Skip to Main Content


News and Events Archives

Back to News Archive
Lookingbill to publish War Dance at Fort Marion: Plains Indian War Prisoners
Tuesday, November 15, 2005

Dr. Brad Lookingbill, associate professor of history will publish "War Dance at Fort Marion: Plains Indian War Prisoners" in early 2006.

Lookingbill found the inspiration for his book from the memoirs of military officer Captain Richard Pratt. From 1875-1878, Capt. Pratt oversaw the detention of 72 chiefs and warriors of the Kiowa, Cheyenne, Comanche, and Arapaho tribes as U.S. Army prisoners of war at Fort Marion in St. Augustine, Florida. As an alternative to standard imprisonment, the prisoners participated in an educational experiment initially designed to end the Indians' resistance to reservations. The experiment's goal eventually shifted to a plan that would mold the prisoners into model citizens in mainstream American society.

War Dance at Fort Marion chronicles the prisoners' ability to maintain their own cultural identities, continuing to practice their traditional dances and ceremonies while meeting the demands required in the educational experiment.

Lookingbill said Capt. Pratt reluctantly allowed the Indians to hold traditional activities, such as pow wows, justifying them as a means to improve their communication with non-Indians. For the Indians, however, the pow wows were a way to preserve their traditions and have a measure of freedom.

"Their survival became a collaboration with their captors," said Lookingbill. "Their goal was to return home and share what they had learned so future generations could carry on."
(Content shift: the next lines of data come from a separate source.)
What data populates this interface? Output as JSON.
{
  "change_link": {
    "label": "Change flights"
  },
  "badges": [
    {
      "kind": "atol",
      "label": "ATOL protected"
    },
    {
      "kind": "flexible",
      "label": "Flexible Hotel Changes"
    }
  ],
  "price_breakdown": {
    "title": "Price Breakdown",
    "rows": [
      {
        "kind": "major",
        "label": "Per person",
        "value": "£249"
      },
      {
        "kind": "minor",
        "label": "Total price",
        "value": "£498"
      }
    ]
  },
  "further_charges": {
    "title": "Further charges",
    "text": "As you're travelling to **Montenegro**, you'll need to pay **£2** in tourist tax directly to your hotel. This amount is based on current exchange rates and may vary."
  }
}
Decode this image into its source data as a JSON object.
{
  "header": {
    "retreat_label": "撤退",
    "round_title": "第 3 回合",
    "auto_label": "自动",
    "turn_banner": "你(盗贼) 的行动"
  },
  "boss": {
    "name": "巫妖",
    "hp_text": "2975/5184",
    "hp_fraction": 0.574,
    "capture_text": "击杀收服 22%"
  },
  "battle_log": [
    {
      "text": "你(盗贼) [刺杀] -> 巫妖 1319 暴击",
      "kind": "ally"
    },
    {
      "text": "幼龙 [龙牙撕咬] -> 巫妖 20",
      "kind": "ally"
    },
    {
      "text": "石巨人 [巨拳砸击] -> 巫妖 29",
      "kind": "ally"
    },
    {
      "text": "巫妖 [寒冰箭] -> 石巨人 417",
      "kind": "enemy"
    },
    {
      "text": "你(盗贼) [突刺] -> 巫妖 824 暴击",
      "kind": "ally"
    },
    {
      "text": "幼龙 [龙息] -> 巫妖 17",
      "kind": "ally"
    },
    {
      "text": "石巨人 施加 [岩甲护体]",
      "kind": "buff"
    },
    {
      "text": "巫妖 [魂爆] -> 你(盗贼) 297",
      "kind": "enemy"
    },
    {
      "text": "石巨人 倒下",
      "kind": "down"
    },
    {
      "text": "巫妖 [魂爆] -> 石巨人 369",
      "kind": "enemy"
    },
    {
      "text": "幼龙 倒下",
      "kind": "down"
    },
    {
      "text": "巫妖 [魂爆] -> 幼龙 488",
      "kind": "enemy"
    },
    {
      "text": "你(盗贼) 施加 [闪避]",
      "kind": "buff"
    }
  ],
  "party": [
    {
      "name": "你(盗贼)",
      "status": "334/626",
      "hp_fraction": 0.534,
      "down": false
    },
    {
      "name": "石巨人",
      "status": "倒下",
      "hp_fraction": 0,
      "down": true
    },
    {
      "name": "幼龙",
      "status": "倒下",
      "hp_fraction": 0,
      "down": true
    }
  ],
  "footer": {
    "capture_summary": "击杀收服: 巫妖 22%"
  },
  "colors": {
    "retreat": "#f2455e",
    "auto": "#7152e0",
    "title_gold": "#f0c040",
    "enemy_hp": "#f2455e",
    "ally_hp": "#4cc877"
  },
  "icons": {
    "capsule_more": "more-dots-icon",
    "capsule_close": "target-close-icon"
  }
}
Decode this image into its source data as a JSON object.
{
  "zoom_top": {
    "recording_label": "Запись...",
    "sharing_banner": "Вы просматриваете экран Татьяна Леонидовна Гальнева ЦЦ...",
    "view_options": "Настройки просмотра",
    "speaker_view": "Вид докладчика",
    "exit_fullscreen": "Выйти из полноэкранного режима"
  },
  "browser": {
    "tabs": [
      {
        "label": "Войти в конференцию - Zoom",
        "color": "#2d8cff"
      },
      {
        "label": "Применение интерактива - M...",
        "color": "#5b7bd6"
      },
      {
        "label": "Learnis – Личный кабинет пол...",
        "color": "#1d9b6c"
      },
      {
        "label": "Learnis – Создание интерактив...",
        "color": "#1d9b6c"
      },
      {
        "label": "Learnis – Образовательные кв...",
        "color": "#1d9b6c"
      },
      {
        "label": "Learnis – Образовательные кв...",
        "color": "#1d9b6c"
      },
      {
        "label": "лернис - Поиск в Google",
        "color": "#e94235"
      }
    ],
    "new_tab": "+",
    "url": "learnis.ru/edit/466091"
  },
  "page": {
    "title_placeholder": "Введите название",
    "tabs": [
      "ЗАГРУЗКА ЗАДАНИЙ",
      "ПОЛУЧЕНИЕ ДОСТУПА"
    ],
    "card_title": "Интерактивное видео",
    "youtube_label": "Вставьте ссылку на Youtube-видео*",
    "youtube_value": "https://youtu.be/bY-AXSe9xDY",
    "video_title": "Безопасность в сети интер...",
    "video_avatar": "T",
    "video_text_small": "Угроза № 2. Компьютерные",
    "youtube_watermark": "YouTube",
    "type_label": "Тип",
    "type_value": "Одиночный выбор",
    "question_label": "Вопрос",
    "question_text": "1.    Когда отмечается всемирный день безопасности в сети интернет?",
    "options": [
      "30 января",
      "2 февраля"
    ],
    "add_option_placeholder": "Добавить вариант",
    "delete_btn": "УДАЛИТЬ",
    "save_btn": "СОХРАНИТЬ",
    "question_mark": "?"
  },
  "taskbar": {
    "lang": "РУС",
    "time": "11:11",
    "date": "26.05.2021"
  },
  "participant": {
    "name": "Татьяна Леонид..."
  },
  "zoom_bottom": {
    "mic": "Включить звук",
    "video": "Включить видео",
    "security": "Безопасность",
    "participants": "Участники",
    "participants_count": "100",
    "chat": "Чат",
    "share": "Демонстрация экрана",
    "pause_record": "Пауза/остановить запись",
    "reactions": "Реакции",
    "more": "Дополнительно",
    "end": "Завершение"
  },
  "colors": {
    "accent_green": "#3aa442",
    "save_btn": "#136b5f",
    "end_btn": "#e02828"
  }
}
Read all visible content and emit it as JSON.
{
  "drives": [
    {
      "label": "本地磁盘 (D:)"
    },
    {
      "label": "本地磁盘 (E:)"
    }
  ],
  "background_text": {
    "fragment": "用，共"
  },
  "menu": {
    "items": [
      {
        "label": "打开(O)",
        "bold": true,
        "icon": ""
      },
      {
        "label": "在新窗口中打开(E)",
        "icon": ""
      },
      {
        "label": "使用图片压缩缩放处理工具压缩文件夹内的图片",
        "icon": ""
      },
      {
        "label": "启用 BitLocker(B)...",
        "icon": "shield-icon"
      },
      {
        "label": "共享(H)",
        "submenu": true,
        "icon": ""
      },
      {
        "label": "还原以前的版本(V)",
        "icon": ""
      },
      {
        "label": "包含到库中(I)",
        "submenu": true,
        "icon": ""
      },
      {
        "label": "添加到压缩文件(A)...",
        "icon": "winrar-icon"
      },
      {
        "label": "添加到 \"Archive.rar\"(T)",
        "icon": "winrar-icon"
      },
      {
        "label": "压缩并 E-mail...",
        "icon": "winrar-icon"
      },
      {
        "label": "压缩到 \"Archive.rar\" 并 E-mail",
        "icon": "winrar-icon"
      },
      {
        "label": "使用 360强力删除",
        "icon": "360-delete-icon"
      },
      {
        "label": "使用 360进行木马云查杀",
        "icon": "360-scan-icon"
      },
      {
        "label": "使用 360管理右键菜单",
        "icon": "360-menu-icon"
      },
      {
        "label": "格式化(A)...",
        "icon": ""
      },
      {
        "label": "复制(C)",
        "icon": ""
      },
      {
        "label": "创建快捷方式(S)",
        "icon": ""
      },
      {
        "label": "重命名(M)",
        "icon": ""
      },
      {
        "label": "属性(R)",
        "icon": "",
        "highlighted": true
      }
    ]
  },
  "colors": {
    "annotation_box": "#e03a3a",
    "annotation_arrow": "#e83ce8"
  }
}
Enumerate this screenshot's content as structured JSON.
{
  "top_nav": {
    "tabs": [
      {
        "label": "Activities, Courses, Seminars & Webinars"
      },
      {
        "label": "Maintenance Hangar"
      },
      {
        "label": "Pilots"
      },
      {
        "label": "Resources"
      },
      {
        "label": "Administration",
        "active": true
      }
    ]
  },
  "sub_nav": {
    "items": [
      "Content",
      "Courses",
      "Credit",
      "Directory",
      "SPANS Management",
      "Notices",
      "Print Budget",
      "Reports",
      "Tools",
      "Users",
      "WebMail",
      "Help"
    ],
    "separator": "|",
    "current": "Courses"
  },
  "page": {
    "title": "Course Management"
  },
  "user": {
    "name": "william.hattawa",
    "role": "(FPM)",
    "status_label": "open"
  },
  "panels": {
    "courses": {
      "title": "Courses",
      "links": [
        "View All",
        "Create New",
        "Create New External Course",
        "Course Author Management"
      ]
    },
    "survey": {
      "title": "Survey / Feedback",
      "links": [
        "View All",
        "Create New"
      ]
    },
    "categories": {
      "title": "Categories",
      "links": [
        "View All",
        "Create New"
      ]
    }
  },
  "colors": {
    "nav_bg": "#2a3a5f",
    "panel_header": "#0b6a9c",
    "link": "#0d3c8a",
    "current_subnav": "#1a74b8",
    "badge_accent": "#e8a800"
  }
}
Lookingbill says his book is unique because it is the first to provide a complete account of the prisoners' experiences at Fort Marion from their perspective. Most of the existing documentation about Indians as prisoners or as boarding school students has been made by non-Indians. Lookingbill reconstructed the prisoners' stories by reviewing 150 pictographs a traditional Indian way to document first-person accounts and record significant events.

"One prisoner, Wohaw, translated pictographs in the ledger books given to him in prison. This was the most exciting primary research document," said Lookingbill. "The ledger books were often used by Native Americans for their art when buffalo skin wasn't readily available." "War Dance at Fort Marion" will be published by the University of Oklahoma Press. This is Lookingbill's second book. "Dust Bowl, USA: Depression America and the Ecological Imagination, 1929-1941" was published in 2001.